Keep in mind that you’ll be carrying much more (bulkier) gear on a winter trip, from heavy sleeping bags to extra fuel. Also remember that you’ll want to keep some items inside the tent with you (or inside your sleeping bag) to prevent them from freezing, like boots, water filters, and electronics. You’ll be spending much more time in your tent than you would on a three-season trip, so cramming like a sardine is less appealing when considering weight savings and space. Most important is your vestibule, which needs to be big enough to meet your cooking and storage needs (some four-season tents also have a gear vestibule in the back of the tent).
Types of Winter Tents
Three season and three season-plus tents can work for winter camping, depending on the conditions: dry, calm, conditions like on a bluebird day below treeline are the ideal setting to use a three season tent in winter. They tend to have more mesh for breathability and lighter pole structures for weight savings that make them dangerous to use under snow loads or windy conditions.
Four season, non-mountaineering tents, like the MSR Access, have less open mesh to prevent snowdrift and retain heat, and stronger, more flexible frames to handle moderate snow loads. They’re a great option for winter backpacking and ski touring in lower-elevation alpine environments (steer clear of Denali) as they cost less, weigh less, and have much better breathability than traditional mountaineering tents.
Mountaineering tents are designed to do one job: keep you safe in unpredictable alpine conditions. Mountaineering tents accomplish that by using strong materials (often high tear strength silnylon, or laminate shells, similar to your hardshell jacket), multiple, criss-crossed pole structures that run on the inside or outside of the tent, and guylines made of extra-strong fabrics, like Dyneema. They tend to be engineered to be more aerodynamic than three-season shelters: lower to the ground for less wind resistance and/or with steeper walls for shedding snow. While most mountaineering tents will have less ventilation than a 3-season tent, single-walled tent designs, especially, are notorious for producing heavy condensation owing to their lack of mesh. Mountaineering tents are also much more expensive than other winter camping options as a result of the engineering involved and the need for more, stronger materials.
Pyramid-style tarp shelters, like Black Diamond’s Mega Light, are an excellent option for large groups, or as a basecamp/hangout area. These shelters typically don’t come with floors or mesh, allowing you to dig out snow benches and platforms for sleeping, cooking, and hanging out (which you’ll do a lot of when the sun goes down at 4:30 p.m.). They tend to be very light for their area of coverage and easily shed snow and wind when pitched correctly.

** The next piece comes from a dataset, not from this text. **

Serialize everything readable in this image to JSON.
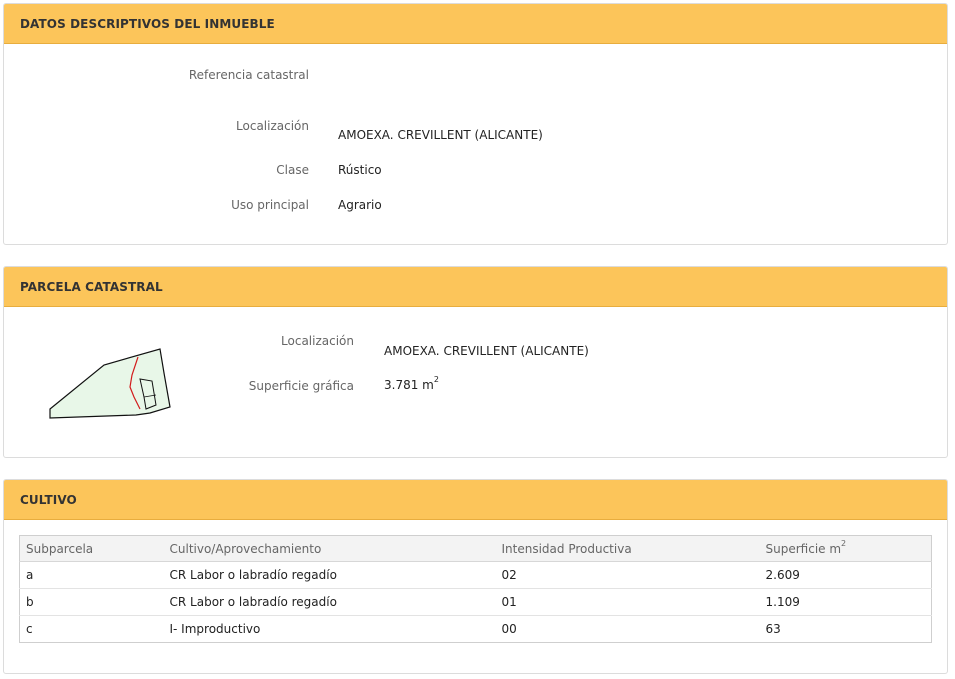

What a Backpacker Editor Looks for in a Winter Tent
Shannon Davis, Editor-in-Chief
“I base my assessment of winter tents from my time in the high country on peaks like Mt. Rainier and Denali. If a tent can survive there, it can probably handle anything. I look for a beefy, higher-diameter pole structure and copious guy-out points to protect against heavy snowfall and high wind; generous vestibule space for the additional gear cold-weather travel requires; and high and low vents that you can open from the inside to manage the balance of airflow and warmth to minimize condensation.”